(RECORDS FOR THIS EXERCISE)

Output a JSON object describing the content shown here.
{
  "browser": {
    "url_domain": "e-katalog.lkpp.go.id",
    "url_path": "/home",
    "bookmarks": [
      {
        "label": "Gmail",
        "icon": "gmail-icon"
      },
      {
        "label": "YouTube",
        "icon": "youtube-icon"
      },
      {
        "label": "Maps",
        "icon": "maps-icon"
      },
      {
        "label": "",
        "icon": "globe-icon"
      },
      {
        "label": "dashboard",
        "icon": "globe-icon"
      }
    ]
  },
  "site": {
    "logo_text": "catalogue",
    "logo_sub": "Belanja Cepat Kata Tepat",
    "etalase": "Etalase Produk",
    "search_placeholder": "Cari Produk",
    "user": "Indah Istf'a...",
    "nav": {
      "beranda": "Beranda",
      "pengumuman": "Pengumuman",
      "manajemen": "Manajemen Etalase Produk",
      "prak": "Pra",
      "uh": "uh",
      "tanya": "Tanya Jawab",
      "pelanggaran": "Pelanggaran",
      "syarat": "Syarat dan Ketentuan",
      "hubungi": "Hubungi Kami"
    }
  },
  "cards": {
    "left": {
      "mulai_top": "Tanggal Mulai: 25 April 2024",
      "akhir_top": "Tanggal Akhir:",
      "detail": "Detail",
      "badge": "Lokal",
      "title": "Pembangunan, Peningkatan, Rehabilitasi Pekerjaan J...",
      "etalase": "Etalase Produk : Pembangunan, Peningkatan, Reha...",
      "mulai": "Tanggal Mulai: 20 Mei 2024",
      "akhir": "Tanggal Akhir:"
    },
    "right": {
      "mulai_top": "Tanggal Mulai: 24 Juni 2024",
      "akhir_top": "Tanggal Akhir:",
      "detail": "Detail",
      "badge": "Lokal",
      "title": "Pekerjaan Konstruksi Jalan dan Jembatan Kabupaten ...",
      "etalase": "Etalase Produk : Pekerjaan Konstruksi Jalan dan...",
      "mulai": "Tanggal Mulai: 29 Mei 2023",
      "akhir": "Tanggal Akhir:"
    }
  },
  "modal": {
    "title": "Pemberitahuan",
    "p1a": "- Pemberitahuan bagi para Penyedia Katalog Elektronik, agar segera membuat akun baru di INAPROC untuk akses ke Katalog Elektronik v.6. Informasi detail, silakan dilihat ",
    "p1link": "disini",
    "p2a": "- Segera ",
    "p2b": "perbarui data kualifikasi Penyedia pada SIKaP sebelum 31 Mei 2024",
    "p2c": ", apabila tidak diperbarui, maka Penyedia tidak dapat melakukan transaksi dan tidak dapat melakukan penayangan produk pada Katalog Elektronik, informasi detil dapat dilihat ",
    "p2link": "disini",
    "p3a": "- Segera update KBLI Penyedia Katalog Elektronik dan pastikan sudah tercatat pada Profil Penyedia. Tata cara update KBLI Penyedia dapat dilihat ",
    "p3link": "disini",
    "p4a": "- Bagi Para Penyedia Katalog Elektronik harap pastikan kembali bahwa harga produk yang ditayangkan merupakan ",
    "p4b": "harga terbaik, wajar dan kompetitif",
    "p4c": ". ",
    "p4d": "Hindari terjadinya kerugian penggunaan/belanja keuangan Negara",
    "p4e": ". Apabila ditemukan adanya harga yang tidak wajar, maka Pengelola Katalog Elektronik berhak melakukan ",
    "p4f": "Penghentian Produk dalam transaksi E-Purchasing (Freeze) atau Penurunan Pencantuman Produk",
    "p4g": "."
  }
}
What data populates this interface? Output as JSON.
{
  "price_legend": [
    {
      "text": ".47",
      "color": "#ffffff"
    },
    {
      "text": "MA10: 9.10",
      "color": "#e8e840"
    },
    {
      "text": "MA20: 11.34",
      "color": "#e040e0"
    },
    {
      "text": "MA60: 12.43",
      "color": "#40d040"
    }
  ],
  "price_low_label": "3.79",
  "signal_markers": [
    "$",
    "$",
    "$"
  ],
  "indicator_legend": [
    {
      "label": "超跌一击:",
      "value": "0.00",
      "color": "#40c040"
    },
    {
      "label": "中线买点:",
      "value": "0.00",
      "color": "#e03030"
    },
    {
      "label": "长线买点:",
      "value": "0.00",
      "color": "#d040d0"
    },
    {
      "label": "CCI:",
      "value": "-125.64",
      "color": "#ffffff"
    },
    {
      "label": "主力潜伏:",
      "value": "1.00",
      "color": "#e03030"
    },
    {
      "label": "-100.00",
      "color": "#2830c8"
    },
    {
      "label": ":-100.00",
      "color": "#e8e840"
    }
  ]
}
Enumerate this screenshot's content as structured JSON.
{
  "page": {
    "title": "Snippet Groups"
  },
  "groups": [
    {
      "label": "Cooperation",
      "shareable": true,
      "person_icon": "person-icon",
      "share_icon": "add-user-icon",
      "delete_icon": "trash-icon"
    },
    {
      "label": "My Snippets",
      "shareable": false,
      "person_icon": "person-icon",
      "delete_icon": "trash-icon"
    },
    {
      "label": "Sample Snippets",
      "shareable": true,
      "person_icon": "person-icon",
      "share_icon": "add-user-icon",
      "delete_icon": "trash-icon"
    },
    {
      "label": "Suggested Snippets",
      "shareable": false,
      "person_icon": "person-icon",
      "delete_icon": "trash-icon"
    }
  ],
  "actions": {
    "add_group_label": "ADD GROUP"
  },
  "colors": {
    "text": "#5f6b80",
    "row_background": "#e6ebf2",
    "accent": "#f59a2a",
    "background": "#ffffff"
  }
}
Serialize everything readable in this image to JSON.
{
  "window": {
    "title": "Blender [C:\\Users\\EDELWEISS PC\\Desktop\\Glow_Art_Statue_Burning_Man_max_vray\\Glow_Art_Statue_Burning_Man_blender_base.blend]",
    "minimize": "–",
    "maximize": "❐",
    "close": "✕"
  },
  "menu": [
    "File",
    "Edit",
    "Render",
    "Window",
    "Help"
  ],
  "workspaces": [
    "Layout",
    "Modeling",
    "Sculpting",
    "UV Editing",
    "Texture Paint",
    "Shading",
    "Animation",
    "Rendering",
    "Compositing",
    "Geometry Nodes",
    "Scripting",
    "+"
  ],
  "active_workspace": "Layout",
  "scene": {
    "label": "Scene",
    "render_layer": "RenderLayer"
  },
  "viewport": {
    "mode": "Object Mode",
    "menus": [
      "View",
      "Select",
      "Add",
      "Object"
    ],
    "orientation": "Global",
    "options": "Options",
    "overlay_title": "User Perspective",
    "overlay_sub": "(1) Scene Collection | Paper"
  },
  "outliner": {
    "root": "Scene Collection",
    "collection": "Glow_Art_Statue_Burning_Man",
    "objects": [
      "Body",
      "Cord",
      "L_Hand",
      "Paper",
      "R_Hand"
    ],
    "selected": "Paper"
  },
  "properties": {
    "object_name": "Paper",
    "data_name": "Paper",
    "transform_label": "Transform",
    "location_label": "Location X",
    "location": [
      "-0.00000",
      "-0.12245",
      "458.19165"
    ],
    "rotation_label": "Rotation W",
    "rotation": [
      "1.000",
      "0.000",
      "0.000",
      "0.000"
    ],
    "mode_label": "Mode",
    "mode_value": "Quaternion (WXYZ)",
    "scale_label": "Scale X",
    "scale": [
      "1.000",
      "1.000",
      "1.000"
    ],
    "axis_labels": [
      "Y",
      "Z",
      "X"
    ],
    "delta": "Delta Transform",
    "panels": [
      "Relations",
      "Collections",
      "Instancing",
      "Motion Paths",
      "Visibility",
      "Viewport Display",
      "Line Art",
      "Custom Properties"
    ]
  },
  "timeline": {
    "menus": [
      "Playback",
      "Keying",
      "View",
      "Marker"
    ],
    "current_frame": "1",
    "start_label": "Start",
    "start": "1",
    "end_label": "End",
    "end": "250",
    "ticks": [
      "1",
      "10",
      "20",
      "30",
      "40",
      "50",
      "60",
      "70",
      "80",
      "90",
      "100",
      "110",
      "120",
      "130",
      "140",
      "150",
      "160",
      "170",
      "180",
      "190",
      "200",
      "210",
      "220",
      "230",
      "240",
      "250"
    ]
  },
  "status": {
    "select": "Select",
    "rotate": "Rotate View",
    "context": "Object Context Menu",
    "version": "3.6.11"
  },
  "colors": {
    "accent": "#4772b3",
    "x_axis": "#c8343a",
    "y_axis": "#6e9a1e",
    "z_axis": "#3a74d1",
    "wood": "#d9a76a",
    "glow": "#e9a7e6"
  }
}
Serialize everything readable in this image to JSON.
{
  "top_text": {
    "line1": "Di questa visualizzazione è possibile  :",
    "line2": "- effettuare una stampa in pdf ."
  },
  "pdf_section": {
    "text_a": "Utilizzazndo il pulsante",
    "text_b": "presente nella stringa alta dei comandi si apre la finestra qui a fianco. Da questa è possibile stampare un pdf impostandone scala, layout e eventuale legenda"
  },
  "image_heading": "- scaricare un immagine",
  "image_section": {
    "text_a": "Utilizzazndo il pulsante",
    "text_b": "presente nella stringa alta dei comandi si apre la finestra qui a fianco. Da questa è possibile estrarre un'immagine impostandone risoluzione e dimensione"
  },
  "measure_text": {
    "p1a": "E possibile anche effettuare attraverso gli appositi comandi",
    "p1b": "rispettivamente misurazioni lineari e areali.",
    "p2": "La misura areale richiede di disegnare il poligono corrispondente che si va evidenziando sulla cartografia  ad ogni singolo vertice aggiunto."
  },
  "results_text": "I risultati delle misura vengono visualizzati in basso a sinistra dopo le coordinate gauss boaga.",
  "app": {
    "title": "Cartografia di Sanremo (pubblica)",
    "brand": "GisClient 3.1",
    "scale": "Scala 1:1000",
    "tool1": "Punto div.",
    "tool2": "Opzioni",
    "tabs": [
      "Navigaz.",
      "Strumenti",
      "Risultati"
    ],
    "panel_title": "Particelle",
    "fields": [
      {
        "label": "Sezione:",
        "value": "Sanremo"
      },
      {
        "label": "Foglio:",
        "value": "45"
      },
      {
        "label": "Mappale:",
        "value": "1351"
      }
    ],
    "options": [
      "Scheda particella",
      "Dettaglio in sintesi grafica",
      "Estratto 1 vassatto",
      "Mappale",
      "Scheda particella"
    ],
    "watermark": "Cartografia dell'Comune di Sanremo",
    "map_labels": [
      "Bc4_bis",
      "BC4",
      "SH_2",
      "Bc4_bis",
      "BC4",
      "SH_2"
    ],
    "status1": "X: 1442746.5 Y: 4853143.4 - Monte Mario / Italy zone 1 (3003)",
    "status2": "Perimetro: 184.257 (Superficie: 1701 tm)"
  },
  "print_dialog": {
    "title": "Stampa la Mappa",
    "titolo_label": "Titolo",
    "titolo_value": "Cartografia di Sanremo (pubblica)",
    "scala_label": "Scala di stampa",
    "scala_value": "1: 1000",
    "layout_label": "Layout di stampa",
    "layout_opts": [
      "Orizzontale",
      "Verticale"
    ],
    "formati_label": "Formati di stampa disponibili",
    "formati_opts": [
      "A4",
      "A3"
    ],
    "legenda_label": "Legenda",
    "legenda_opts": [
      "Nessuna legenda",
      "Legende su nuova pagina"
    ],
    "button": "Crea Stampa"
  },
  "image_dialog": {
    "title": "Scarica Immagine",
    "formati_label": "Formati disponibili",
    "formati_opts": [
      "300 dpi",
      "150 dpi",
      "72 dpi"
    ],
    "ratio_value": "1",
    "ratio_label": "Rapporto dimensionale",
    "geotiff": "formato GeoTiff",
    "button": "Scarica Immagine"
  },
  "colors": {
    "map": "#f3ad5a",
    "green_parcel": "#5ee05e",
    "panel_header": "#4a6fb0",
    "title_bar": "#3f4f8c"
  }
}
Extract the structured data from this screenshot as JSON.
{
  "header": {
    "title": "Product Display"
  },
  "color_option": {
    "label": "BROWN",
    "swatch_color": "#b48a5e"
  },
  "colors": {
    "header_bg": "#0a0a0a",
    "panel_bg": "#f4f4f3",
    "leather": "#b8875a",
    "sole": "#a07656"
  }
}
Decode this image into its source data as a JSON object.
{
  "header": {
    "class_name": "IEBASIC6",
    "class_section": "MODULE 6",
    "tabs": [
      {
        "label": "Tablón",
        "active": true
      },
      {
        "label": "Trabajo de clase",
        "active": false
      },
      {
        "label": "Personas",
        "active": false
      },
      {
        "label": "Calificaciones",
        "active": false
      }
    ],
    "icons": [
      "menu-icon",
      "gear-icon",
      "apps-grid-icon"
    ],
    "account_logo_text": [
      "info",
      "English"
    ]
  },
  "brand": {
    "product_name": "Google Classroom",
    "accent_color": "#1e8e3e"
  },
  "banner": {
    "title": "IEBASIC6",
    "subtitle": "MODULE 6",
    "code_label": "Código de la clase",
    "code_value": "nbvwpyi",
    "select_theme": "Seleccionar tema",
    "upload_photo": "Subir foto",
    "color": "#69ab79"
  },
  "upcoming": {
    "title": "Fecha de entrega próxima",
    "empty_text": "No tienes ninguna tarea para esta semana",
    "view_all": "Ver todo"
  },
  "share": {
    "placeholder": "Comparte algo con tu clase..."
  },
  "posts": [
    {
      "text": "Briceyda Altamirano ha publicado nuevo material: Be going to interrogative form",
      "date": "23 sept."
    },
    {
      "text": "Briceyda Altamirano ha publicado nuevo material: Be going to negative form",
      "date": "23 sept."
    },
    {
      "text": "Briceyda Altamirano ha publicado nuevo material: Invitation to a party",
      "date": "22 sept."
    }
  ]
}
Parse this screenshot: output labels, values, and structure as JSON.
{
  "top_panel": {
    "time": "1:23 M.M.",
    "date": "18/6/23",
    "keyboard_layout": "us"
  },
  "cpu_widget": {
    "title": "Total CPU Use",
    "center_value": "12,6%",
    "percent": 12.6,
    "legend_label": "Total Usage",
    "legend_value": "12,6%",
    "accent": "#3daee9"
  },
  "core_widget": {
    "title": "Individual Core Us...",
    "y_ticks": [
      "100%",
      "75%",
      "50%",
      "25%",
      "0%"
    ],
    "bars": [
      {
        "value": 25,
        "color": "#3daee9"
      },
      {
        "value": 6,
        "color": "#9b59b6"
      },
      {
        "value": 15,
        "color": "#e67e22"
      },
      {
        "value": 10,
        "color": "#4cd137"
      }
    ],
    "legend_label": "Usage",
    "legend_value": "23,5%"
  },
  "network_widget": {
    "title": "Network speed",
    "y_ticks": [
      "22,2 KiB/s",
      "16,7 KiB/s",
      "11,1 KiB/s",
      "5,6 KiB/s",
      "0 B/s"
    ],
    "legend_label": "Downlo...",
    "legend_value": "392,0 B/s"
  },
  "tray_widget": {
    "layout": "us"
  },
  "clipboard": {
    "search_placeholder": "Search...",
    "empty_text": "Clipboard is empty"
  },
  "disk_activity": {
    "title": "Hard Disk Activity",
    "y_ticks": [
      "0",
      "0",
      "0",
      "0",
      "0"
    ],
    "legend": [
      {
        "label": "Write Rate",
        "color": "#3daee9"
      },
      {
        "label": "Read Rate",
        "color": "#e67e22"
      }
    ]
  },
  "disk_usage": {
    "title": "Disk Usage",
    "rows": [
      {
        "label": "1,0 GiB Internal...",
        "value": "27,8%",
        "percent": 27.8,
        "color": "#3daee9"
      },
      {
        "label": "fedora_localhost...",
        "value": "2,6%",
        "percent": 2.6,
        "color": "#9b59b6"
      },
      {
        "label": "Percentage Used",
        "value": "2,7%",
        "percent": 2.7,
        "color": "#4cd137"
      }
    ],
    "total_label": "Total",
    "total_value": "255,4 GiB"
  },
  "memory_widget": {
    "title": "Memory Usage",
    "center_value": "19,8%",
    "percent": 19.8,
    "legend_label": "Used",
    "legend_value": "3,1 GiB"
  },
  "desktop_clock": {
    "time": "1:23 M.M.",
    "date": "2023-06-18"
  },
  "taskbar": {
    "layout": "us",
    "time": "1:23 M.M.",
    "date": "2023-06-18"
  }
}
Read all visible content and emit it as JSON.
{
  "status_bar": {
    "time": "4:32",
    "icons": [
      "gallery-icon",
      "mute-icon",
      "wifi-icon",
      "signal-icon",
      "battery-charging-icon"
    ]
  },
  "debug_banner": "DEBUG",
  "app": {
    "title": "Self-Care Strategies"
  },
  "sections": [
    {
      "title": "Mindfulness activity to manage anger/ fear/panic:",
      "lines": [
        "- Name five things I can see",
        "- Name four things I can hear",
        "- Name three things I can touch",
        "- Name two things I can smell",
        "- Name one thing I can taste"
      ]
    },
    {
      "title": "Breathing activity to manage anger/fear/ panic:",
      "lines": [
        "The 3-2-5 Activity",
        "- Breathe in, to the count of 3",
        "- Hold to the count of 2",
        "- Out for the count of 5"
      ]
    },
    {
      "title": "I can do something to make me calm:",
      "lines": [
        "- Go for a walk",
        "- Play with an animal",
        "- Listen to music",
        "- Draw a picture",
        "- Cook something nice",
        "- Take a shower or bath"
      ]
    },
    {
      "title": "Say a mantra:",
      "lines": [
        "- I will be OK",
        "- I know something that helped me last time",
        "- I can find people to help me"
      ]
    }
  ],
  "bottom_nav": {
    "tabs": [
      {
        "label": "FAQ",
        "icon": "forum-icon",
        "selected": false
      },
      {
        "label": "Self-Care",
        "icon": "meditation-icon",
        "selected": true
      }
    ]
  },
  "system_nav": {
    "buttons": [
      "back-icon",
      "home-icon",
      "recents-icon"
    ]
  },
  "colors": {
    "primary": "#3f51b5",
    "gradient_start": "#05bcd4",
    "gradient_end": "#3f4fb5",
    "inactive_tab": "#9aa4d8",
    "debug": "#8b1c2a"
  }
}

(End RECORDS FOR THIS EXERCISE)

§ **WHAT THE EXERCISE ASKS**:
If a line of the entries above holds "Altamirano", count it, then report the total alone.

§ **SOLUTION TO THE PROBLEM**:
3